Members of the Save the Wiyabi Project and Seventh Generation hold up signs to the Pablo Bridge overpass on Highway 93. The signs were statements to support the new provisions in VAWA, one which supports jurisdiction for tribal courts to prosecute non-Native offenders for Native women in domestic violence cases. (Lailani Upham photo)
On Wednesday, December 5, local members of the Save Wiyabi Project, a Native Youth Leadership Alliance and members of the Seventh Generation joined hands in cosponsoring a Flathead Reservation VAWA rally on the Pablo Bridge to make a stand for Native women victims.
Over 35 people stopped by to show their support.
Senate Judiciary Committee Chairman Patrick Leahy (D-Vt.), and author of the Senate VAWA Bill, explained earlier this month on the Senate floor that currently federal and state law enforcement have jurisdiction over domestic violence on tribal lands, but in any cases, they are hours away and lack the resources to respond those cases. He state, meanwhile tribal courts are on site and familiar with tribal laws, but lack the jurisdiction to address domestic violence on tribal lands and when it is carried out by a non-Native individual.
Leahy went on to state, this means non-Native American men who abuse Native American women on tribal lands are essentially “immune from the law, and they know it.”
Amy Stiffarm, a member of the native Youth Leadership Alliance, stated the reason for the groups to come together and make a literal stand on a freezing winter day on the Pablo overpass. “We want to promote independence and help reverse historical trauma for Indian women.

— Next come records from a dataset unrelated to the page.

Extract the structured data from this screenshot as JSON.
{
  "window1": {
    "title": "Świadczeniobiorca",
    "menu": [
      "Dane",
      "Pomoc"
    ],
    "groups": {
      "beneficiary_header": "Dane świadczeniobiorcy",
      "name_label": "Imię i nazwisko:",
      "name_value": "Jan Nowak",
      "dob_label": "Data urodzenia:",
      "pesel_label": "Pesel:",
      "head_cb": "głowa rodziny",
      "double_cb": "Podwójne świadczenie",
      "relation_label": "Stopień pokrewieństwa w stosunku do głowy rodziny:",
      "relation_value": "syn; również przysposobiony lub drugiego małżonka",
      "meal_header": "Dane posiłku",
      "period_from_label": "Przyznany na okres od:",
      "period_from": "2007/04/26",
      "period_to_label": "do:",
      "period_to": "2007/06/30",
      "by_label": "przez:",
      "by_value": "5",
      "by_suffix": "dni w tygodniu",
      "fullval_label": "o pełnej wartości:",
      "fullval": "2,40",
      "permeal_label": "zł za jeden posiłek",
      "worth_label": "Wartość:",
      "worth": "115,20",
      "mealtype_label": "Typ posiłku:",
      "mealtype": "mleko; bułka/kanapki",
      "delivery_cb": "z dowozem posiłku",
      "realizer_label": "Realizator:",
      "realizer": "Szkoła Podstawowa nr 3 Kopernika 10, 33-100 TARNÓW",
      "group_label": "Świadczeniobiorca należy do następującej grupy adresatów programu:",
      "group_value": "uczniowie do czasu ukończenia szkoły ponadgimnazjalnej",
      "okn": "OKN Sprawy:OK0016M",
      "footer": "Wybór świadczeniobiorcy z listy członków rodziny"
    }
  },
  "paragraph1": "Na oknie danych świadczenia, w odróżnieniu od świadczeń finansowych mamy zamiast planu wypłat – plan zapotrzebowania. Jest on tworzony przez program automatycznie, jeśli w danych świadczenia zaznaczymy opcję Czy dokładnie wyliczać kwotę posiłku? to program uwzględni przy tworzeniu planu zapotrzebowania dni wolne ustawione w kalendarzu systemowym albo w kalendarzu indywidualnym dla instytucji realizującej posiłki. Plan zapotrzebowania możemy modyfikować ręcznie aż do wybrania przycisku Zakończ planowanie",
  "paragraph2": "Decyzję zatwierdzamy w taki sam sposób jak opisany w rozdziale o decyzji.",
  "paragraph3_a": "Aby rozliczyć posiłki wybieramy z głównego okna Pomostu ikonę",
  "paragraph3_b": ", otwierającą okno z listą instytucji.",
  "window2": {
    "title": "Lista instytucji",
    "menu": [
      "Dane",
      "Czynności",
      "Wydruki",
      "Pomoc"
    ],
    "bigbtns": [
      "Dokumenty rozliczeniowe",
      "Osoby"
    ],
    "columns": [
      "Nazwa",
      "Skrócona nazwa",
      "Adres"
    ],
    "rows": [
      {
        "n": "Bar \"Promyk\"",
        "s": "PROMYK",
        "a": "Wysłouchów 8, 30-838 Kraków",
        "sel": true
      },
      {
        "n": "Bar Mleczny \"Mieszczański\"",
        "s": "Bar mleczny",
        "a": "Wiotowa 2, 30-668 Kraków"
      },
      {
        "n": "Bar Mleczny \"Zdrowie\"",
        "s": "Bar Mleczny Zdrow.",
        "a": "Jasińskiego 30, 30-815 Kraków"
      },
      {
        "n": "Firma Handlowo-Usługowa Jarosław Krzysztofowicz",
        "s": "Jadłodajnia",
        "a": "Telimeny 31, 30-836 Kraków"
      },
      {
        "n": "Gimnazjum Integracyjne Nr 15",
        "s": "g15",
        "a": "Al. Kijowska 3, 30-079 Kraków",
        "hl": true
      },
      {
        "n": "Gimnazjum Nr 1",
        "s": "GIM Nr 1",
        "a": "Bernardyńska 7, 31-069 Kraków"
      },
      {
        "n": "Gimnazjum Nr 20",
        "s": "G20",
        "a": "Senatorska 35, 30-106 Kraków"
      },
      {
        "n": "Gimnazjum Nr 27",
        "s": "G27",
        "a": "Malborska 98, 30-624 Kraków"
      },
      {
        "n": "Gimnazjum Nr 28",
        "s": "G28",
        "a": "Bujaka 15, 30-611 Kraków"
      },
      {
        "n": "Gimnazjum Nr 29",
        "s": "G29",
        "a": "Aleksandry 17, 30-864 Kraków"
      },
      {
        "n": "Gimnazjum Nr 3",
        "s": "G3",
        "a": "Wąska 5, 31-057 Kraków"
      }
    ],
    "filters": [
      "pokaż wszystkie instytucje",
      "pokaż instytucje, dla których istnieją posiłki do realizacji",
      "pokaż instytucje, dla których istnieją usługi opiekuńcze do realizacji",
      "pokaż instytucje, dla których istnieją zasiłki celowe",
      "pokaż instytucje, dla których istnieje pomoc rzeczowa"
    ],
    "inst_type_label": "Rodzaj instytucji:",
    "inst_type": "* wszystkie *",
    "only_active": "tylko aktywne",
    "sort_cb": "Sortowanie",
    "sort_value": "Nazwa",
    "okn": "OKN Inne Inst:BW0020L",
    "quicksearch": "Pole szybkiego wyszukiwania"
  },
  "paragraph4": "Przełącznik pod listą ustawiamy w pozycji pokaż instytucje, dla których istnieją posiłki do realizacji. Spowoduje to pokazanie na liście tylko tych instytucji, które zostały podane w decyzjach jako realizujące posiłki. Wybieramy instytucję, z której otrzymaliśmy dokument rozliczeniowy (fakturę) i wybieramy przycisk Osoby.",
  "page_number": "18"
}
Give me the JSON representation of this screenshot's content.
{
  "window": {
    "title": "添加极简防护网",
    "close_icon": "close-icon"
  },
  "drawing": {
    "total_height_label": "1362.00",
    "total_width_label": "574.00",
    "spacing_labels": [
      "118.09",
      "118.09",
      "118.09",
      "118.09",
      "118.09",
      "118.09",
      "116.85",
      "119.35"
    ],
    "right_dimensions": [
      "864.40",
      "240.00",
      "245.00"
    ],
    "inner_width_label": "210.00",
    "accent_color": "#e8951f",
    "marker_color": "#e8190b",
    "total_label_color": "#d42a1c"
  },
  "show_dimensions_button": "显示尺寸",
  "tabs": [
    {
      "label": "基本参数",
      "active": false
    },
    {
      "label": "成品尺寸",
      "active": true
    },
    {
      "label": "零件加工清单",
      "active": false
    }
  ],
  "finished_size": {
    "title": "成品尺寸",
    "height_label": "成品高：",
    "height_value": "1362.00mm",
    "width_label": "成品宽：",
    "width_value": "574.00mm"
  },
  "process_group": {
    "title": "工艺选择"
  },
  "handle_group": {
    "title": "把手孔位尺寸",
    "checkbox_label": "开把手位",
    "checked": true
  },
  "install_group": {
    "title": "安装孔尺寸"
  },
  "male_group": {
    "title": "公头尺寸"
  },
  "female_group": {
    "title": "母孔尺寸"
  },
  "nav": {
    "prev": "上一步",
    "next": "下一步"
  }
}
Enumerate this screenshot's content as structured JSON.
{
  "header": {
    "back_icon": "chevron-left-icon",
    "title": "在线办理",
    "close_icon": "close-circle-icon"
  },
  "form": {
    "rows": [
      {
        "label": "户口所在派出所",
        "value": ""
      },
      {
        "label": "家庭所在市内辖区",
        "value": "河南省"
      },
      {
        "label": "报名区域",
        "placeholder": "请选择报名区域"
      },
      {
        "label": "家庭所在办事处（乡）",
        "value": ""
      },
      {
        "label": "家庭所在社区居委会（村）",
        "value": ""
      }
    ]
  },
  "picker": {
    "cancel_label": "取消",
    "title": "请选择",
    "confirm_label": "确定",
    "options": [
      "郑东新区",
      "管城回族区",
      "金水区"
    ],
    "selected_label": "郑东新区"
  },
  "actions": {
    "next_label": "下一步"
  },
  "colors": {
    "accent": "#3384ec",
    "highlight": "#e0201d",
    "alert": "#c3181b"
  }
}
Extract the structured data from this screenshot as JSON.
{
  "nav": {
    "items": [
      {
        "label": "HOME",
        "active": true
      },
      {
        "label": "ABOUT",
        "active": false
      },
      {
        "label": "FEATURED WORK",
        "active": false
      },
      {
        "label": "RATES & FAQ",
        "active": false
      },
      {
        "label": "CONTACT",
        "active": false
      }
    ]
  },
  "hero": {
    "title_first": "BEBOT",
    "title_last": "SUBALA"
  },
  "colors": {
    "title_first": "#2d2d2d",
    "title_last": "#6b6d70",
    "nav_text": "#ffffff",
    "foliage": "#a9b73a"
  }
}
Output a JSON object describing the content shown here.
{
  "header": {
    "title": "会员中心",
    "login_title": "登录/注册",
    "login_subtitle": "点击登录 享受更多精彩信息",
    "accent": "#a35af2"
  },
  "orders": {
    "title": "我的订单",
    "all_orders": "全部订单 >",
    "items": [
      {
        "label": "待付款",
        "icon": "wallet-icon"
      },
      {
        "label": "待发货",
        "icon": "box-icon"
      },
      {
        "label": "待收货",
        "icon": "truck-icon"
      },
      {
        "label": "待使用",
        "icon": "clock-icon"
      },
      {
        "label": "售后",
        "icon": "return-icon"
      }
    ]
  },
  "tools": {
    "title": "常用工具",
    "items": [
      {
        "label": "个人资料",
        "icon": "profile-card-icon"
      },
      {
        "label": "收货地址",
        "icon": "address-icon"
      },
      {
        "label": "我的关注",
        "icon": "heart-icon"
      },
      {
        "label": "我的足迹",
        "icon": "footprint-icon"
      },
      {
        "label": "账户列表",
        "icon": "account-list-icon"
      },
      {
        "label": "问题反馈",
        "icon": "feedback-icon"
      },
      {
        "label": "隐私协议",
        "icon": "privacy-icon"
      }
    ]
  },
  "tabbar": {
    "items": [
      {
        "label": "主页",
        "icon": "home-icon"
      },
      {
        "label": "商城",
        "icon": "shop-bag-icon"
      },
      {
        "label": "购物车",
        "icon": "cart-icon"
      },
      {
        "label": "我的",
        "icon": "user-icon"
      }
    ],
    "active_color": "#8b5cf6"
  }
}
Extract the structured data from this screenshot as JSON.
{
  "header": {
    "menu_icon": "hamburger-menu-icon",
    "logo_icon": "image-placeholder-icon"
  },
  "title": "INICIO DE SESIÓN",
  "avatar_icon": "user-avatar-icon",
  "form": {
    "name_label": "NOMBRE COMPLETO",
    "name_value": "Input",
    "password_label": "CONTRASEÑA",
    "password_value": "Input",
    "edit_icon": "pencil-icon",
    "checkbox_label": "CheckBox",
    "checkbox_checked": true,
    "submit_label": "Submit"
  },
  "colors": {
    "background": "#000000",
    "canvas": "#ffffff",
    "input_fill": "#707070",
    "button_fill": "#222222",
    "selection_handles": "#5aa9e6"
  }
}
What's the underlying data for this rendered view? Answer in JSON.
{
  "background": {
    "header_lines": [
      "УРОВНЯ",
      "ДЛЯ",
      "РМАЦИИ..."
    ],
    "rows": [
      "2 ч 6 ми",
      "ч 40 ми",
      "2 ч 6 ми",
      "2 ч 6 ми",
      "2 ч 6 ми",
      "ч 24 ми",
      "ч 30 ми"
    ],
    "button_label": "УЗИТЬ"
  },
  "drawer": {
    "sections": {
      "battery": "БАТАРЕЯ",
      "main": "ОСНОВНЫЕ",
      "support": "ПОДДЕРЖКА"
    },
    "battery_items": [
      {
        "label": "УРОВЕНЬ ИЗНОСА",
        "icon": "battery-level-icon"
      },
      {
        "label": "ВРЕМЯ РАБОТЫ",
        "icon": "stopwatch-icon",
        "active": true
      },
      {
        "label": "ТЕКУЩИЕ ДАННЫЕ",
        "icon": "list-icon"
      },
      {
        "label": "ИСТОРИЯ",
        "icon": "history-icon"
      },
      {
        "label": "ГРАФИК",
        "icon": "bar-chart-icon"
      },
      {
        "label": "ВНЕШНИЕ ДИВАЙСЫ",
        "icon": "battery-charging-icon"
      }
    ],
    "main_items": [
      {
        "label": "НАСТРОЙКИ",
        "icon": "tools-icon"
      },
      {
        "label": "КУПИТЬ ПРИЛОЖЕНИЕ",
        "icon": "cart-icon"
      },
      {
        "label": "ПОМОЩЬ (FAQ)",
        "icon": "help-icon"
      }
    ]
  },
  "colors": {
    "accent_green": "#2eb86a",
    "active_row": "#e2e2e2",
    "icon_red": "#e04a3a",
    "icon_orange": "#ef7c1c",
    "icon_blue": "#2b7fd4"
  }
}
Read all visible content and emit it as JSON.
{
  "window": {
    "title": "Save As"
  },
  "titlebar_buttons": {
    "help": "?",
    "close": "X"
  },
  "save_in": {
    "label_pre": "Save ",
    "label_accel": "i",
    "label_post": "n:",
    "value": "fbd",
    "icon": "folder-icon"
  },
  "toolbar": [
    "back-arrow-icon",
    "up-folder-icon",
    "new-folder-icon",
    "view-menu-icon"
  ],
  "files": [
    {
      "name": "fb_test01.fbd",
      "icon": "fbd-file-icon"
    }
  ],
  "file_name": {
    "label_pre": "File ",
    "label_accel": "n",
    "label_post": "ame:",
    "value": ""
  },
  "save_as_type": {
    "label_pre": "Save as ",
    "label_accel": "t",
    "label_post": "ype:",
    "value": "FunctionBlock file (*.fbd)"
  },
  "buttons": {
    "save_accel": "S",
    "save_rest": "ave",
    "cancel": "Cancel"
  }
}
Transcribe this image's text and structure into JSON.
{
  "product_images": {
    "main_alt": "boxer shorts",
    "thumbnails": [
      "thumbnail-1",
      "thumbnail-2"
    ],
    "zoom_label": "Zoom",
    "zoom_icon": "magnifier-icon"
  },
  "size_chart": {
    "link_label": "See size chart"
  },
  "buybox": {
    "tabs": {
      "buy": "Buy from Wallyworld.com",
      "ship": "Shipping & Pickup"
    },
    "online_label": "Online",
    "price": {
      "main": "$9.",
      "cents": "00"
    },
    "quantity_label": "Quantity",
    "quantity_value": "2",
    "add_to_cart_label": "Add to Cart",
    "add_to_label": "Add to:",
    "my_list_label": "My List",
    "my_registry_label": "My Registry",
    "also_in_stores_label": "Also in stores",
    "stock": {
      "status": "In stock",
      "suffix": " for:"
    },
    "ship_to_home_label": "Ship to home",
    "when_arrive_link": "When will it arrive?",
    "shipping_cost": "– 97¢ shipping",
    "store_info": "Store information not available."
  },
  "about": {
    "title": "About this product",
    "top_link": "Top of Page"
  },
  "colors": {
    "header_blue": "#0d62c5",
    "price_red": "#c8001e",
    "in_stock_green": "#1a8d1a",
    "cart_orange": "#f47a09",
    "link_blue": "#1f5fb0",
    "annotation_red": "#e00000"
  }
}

Recently propaganda and media trying to hyper sexualize Indian women has spun out of control. Empowering Native women and restoring the traditional balance of power could have a great effect on current social issues in Indian country. Creating awareness about these issues, supporting victims of violence, and protecting our women is a great place to start.”
Lauren Chief Elk, cofounder of Save Wiyabi Project said, “The realities of reservation violence are horrifying.”
Stiffarm stated, “This event was organized to send a message to leaders in Congress to demand that the Violence Against Women Act either be passed with the tribal criminal jurisdiction provisions or not passed at all. Organizers also hoped to raise awareness to the local community about these issues and also show support for victims of crimes associated with violence against women.”
Stiffarm’s sign, which read “Rez Out VAWA,” was to contribute to what she had learned from Salish Kootenai College that emphasized the sacredness of women and how they are the center of the family, she said.
“There is a 1 in 3 chance that I will be a victim of domestic violence in my lifetime. That’s a heavy burden to carry and it’s causing Native women to feel scared, not sacred. The statistics are against us but that doesn’t mean our lawmakers need to be too. They should be fighting harder to protect us. I want congress to pass a VAWA that will keep Native women living on the reservation safe.”